** GIVEN RECORDS follows **
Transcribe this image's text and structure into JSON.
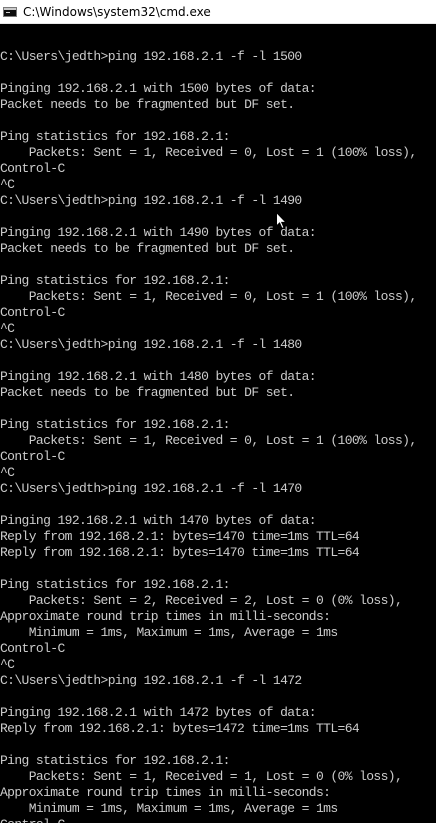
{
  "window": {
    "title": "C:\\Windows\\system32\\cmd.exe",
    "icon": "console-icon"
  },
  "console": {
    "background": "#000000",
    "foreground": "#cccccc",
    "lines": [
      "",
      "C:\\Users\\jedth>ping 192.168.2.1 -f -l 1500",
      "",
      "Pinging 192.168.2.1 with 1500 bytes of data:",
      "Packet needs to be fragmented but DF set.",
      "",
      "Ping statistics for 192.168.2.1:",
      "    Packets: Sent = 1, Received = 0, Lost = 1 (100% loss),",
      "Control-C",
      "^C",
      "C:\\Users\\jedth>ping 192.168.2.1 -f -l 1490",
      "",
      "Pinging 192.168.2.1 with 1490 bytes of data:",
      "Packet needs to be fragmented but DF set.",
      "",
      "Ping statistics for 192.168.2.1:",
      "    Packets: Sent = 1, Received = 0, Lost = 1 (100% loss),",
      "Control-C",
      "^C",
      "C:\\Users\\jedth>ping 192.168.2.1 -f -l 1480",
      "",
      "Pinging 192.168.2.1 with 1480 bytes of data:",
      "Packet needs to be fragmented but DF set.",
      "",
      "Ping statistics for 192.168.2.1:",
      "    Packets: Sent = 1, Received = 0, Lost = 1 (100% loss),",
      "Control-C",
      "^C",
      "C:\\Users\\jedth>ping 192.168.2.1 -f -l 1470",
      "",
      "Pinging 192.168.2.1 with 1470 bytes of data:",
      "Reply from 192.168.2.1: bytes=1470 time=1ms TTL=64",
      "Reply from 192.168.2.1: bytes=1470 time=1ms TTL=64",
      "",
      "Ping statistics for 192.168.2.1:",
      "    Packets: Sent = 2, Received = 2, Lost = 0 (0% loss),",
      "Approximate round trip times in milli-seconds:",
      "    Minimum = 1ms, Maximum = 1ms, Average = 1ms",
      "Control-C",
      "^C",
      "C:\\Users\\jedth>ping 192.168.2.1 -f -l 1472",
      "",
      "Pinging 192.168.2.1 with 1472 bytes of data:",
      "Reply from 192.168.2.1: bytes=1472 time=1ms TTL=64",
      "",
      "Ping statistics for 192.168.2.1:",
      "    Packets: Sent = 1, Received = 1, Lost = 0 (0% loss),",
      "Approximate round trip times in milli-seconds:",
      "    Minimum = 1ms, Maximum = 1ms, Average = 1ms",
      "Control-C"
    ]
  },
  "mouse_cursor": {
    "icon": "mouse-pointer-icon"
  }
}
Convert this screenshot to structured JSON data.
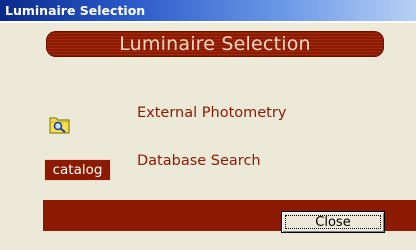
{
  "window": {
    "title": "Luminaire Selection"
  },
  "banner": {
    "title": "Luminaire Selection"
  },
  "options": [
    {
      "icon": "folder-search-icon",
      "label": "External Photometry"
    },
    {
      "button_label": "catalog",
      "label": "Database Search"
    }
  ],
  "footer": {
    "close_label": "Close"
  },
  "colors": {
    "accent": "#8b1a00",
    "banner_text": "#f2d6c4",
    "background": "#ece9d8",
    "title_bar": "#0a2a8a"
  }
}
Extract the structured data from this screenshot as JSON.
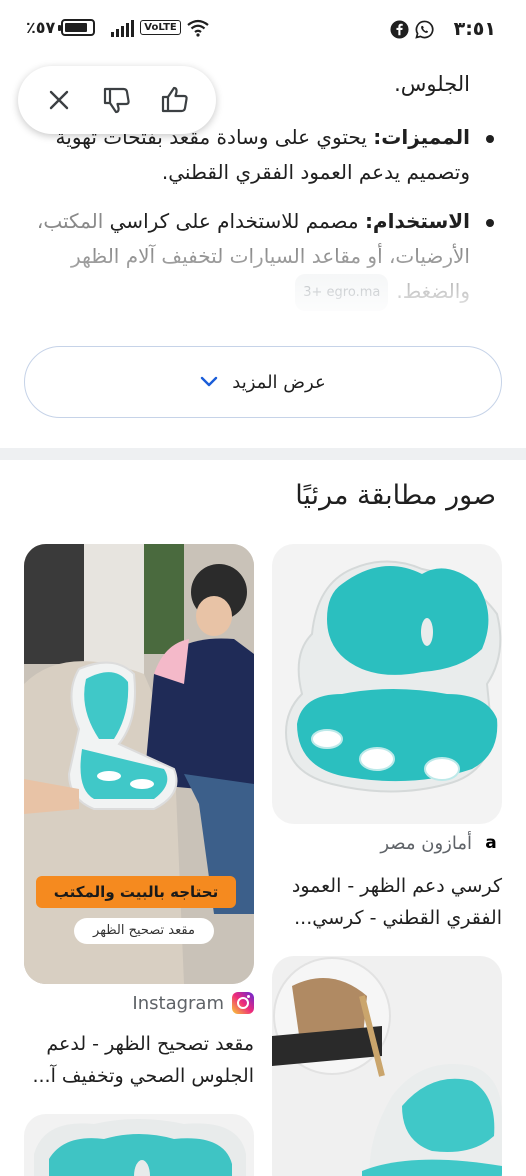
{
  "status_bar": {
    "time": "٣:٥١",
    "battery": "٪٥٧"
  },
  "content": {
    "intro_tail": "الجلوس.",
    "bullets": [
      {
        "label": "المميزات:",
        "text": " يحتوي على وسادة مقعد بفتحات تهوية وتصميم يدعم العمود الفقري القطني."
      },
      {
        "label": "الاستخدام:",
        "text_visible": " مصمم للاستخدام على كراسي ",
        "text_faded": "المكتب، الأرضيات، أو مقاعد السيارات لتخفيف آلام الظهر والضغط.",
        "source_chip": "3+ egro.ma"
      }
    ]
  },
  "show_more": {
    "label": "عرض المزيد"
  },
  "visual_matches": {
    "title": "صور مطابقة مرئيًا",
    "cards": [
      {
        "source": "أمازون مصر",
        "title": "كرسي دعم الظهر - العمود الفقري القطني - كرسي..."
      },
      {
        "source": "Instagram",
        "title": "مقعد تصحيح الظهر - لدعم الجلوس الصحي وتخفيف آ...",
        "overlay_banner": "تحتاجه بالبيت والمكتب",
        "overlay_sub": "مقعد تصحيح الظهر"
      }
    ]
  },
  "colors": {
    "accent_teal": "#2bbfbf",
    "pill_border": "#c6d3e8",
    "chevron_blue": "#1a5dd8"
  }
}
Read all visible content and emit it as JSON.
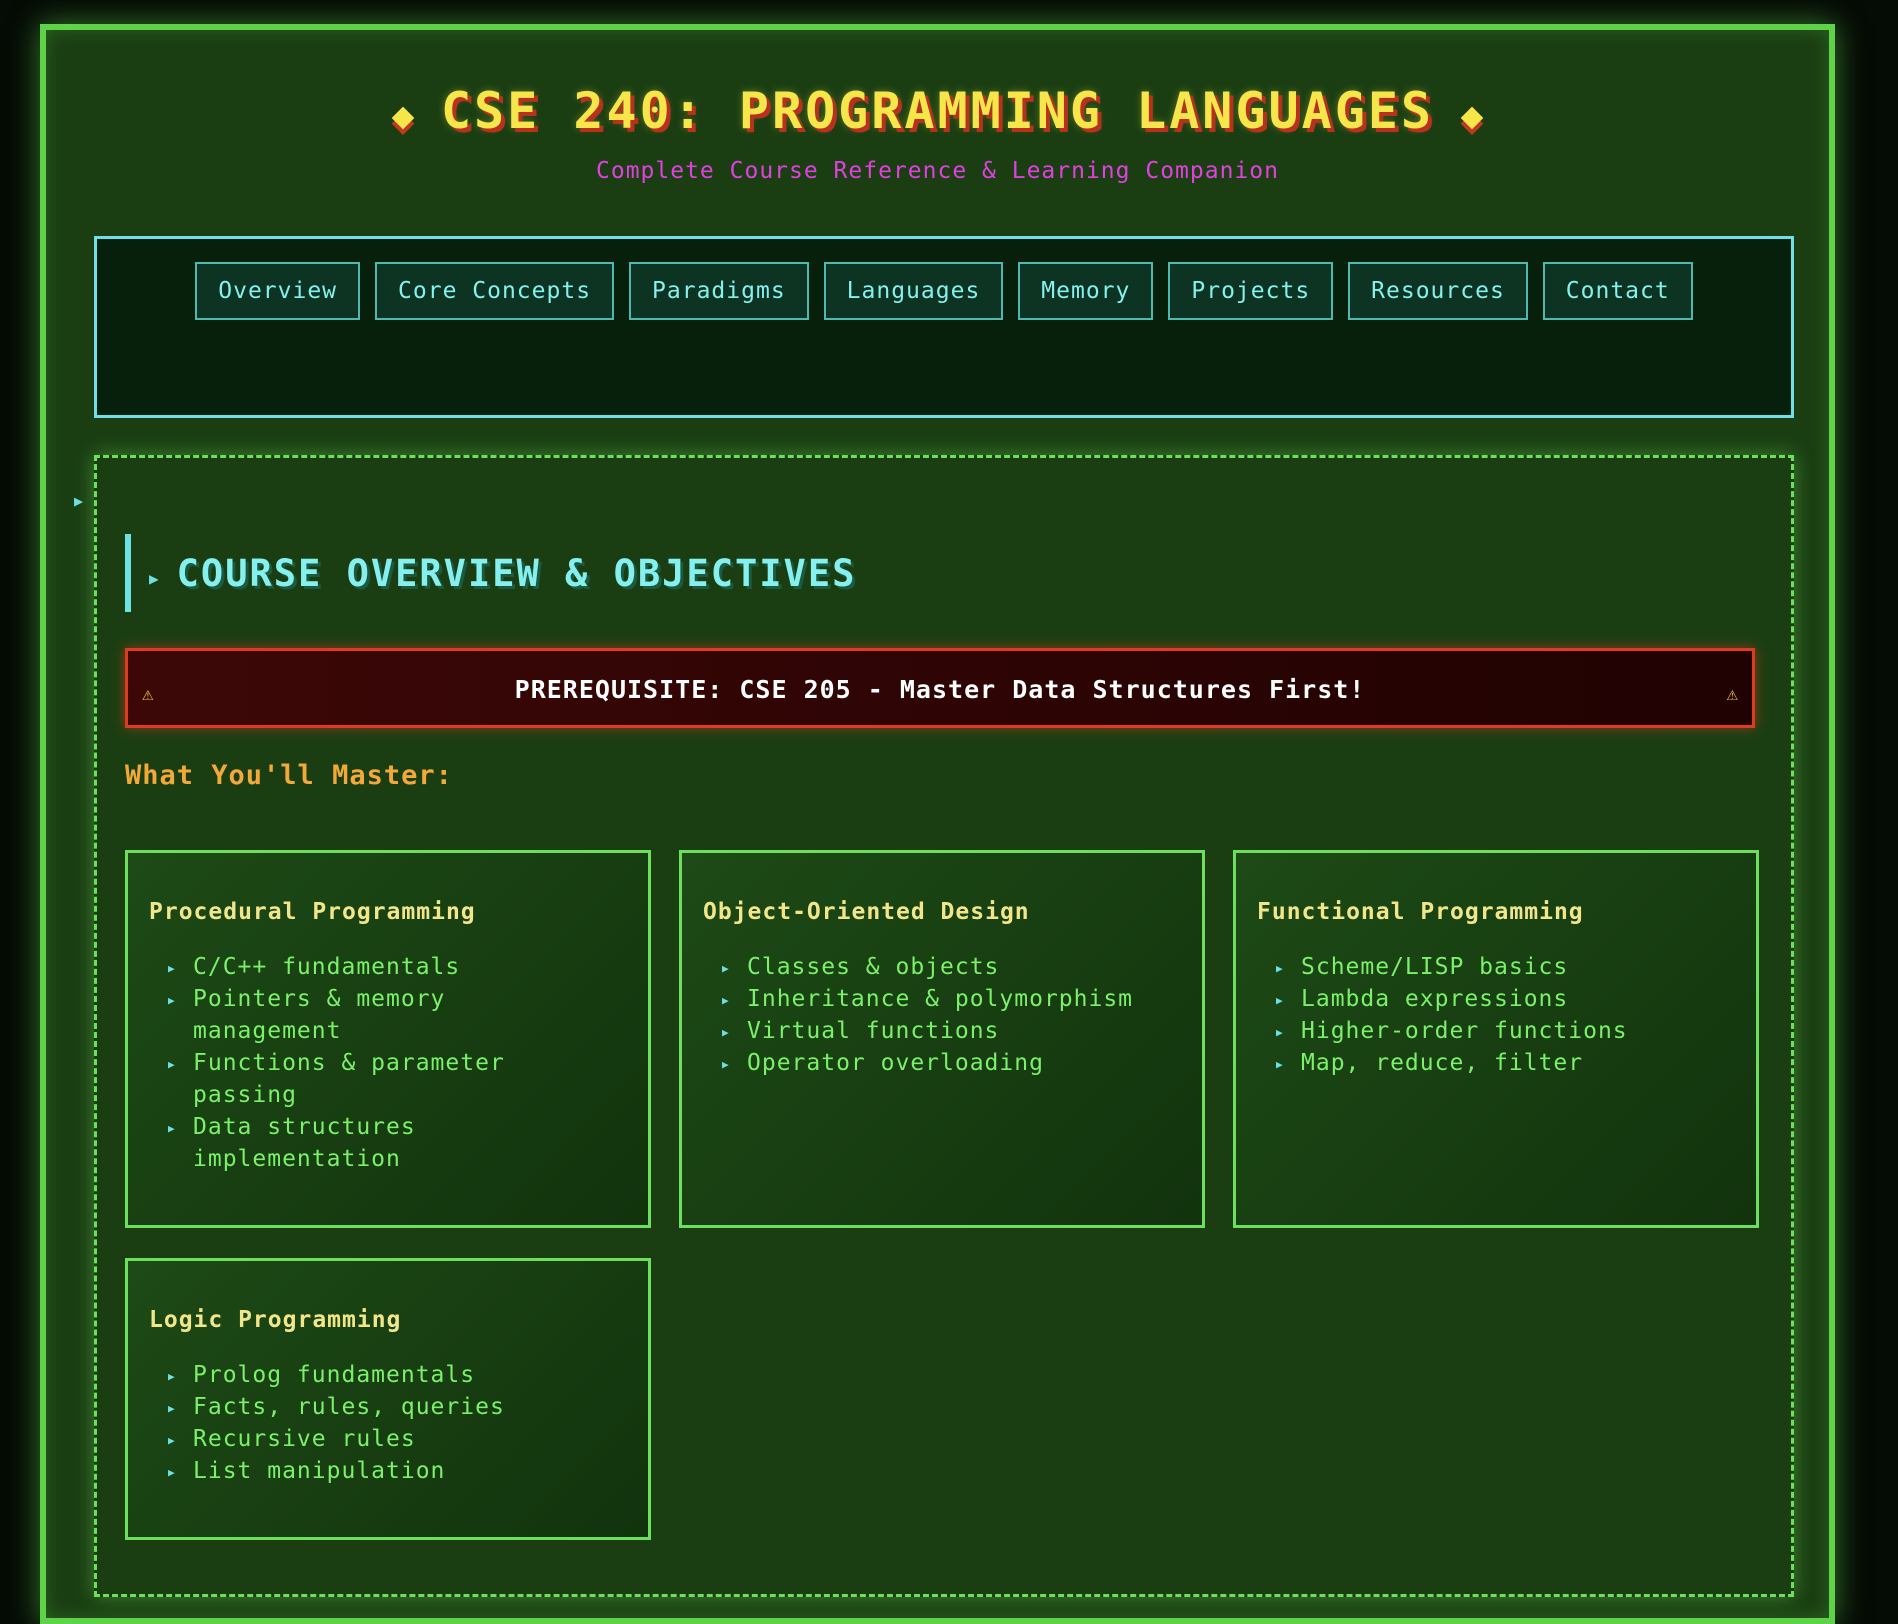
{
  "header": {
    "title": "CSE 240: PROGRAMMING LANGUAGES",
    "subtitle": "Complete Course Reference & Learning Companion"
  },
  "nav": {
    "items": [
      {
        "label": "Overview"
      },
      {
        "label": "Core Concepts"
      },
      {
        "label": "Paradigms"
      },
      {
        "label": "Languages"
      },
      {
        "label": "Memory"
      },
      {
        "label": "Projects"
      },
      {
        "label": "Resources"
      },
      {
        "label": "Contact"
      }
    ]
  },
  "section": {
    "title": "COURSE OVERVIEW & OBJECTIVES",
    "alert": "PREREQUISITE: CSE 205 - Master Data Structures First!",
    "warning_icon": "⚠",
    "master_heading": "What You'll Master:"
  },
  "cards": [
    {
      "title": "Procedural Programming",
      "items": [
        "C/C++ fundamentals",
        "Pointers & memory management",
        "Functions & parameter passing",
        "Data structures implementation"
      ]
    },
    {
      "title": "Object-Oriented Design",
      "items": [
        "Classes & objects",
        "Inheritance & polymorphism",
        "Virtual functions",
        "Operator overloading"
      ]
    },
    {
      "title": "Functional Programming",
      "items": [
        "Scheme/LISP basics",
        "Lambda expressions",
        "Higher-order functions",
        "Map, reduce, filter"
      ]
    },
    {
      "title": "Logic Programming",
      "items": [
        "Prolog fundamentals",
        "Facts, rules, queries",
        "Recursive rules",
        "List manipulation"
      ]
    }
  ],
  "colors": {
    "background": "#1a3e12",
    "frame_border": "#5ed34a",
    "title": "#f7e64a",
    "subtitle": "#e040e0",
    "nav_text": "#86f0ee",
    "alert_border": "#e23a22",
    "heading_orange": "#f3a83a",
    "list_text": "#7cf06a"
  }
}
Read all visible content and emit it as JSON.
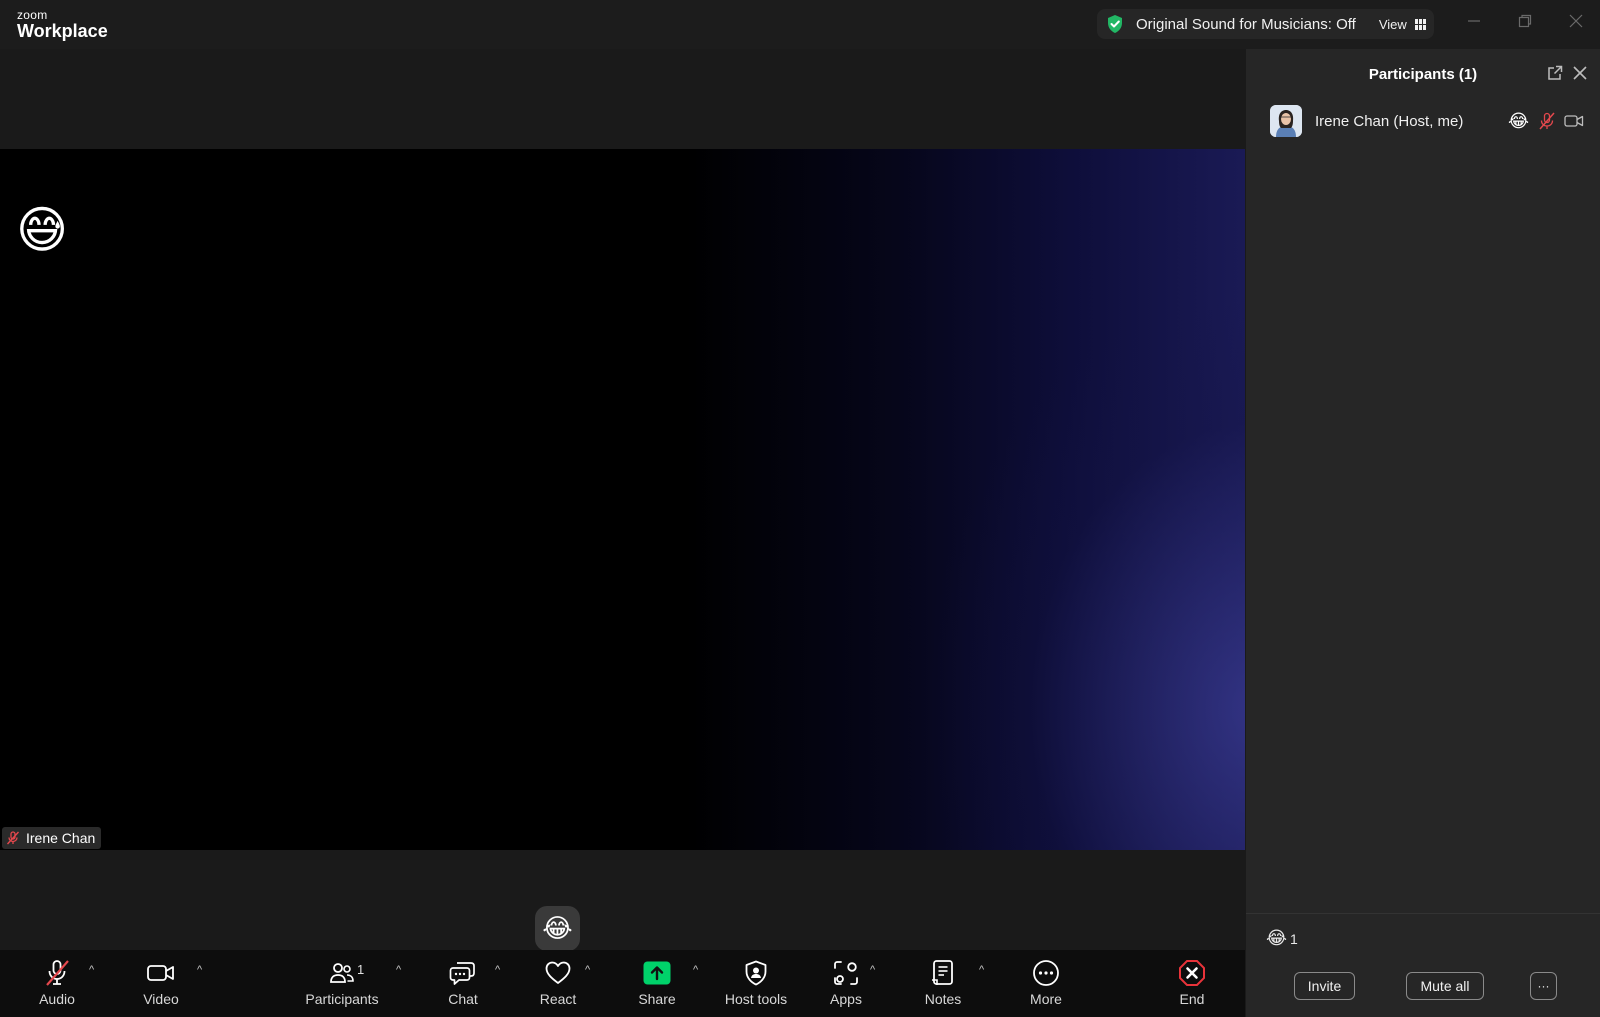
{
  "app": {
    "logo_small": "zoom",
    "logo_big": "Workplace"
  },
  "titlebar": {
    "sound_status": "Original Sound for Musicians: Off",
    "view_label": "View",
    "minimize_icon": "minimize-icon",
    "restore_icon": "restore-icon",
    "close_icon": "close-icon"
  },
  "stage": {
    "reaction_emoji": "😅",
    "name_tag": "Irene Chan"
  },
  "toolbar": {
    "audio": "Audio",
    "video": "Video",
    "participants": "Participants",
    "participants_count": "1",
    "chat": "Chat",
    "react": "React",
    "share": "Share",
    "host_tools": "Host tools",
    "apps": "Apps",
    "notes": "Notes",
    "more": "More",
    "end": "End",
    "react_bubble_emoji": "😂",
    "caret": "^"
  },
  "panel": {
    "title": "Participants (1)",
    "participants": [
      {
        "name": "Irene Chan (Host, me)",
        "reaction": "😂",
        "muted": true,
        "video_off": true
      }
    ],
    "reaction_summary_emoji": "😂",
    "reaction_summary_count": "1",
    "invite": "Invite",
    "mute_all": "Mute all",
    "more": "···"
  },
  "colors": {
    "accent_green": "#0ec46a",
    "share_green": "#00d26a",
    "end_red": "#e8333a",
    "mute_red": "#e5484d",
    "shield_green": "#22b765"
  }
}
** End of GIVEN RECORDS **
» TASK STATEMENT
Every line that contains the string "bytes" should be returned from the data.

» REPLY
      "Pinging 192.168.2.1 with 1500 bytes of data:",
      "Pinging 192.168.2.1 with 1490 bytes of data:",
      "Pinging 192.168.2.1 with 1480 bytes of data:",
      "Pinging 192.168.2.1 with 1470 bytes of data:",
      "Reply from 192.168.2.1: bytes=1470 time=1ms TTL=64",
      "Reply from 192.168.2.1: bytes=1470 time=1ms TTL=64",
      "Pinging 192.168.2.1 with 1472 bytes of data:",
      "Reply from 192.168.2.1: bytes=1472 time=1ms TTL=64",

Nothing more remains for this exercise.